## Assigned task
Where the string "area" shows up in a line of the records, copy that line.

--------------------------------------------------

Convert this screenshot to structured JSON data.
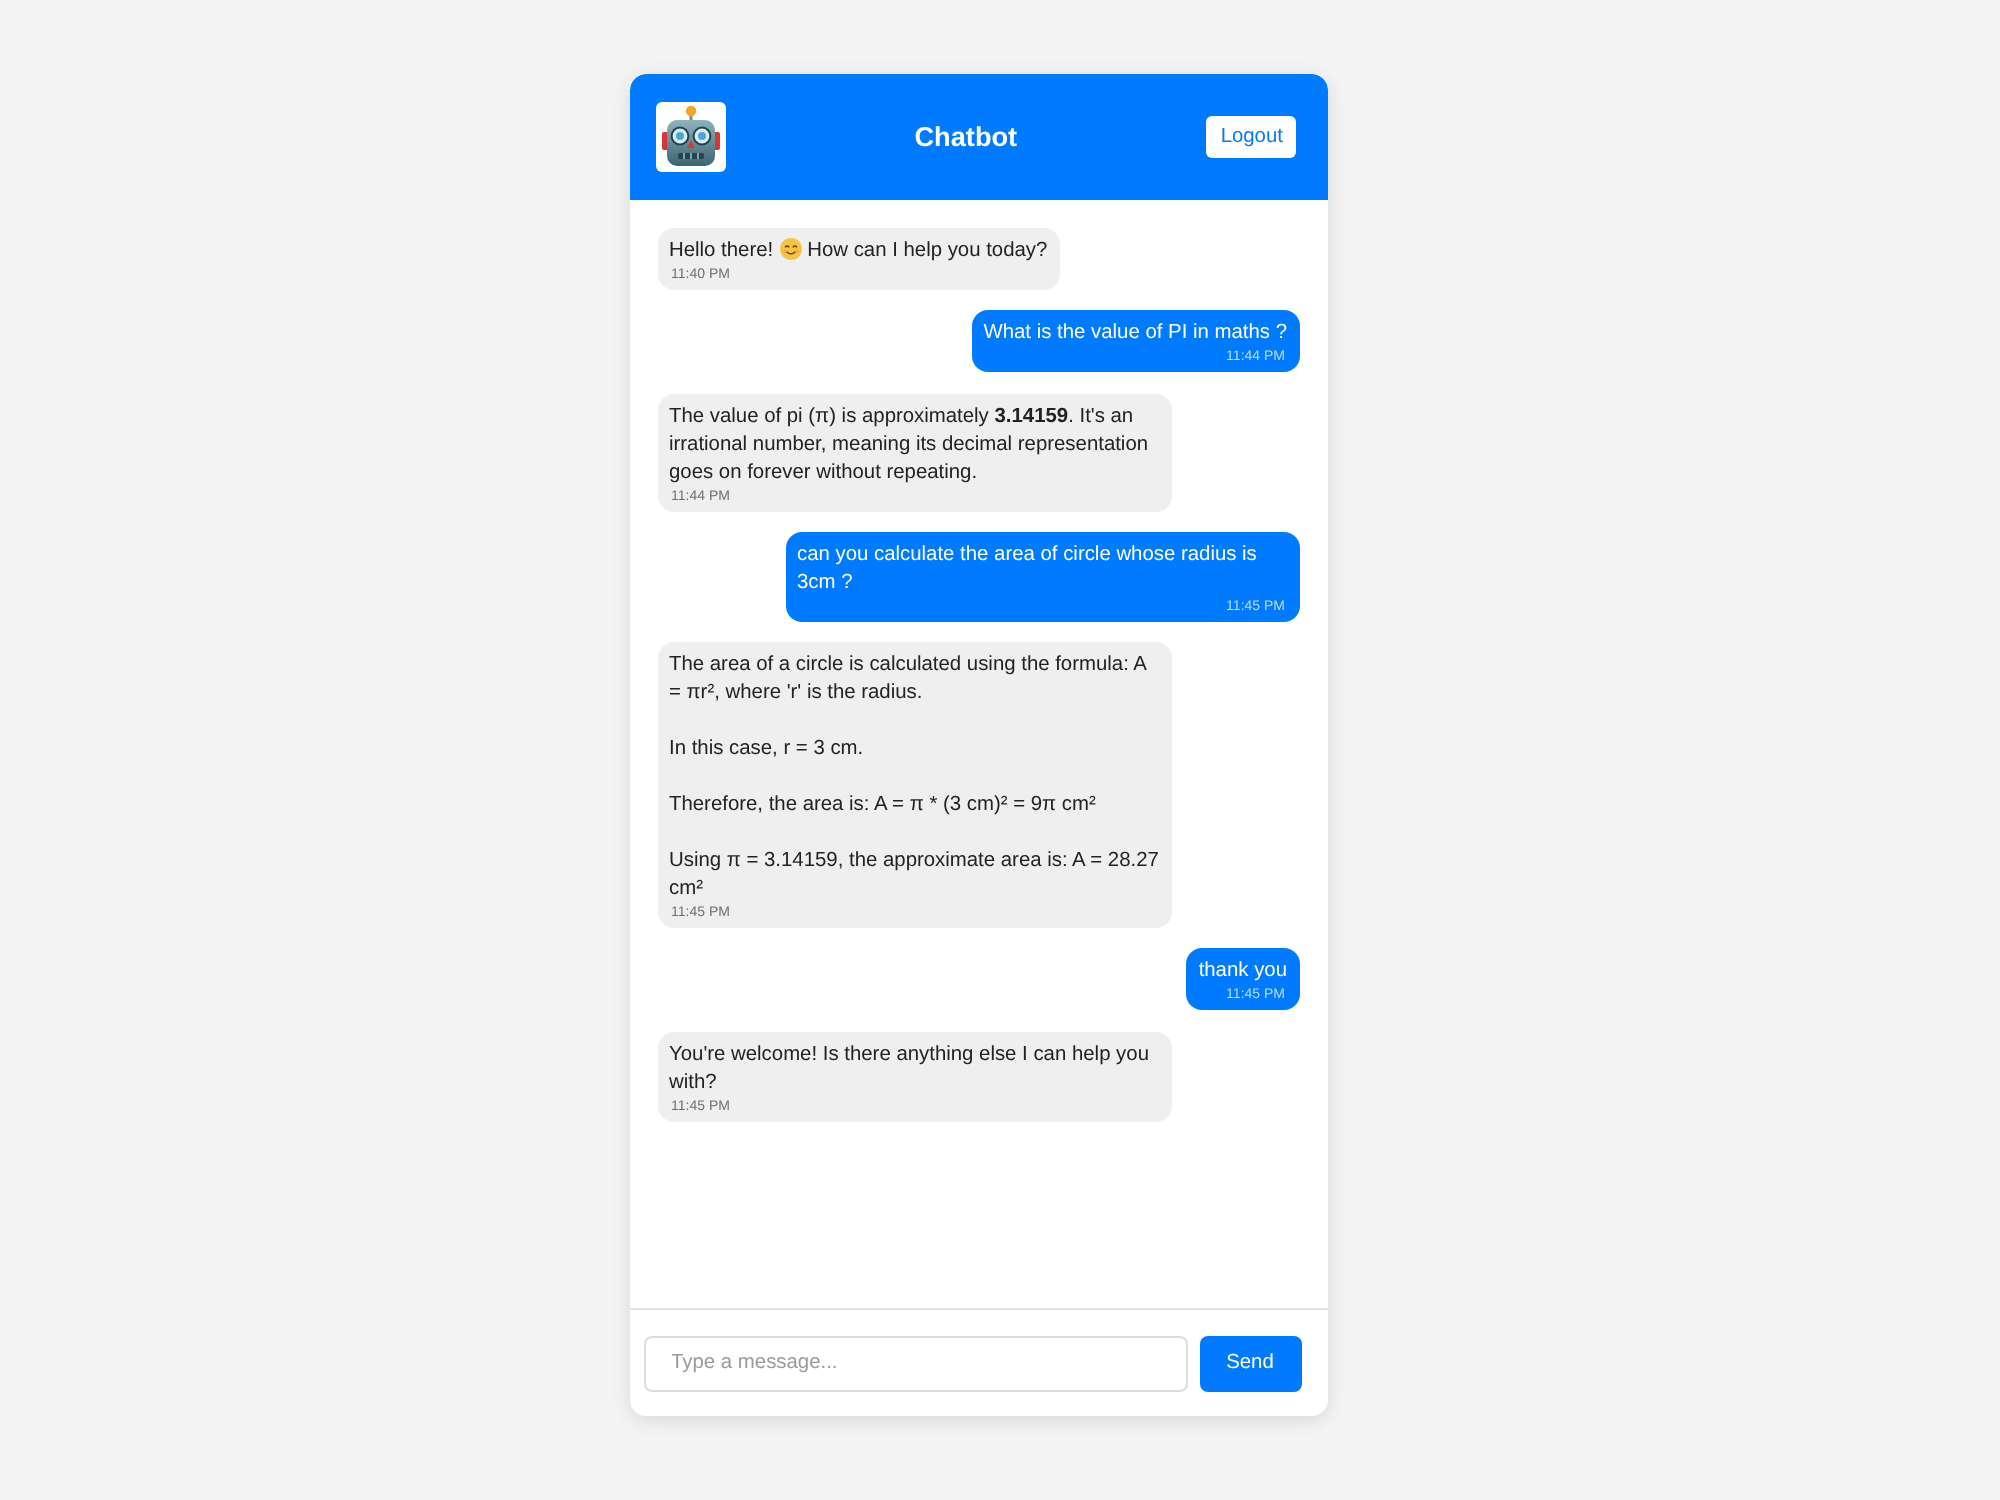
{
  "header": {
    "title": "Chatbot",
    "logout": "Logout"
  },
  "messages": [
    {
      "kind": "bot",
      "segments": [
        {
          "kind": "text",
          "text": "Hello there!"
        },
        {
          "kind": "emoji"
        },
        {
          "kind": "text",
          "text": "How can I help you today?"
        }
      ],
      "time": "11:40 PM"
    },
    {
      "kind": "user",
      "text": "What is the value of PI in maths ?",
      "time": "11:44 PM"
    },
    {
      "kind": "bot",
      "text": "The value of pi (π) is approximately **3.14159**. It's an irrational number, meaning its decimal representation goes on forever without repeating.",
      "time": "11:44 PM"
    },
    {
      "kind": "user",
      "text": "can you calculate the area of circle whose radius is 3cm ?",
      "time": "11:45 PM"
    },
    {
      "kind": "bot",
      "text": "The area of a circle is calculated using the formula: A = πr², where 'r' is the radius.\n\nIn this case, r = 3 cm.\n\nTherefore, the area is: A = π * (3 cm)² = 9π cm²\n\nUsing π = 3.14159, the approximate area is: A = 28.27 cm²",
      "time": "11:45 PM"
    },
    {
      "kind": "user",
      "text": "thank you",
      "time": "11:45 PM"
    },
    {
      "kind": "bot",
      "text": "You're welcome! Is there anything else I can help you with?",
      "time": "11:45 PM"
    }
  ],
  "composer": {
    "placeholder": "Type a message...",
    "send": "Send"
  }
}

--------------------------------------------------

## Answer to this task
      "text": "can you calculate the area of circle whose radius is 3cm ?",
      "text": "The area of a circle is calculated using the formula: A = πr², where 'r' is the radius.\n\nIn this case, r = 3 cm.\n\nTherefore, the area is: A = π * (3 cm)² = 9π cm²\n\nUsing π = 3.14159, the approximate area is: A = 28.27 cm²",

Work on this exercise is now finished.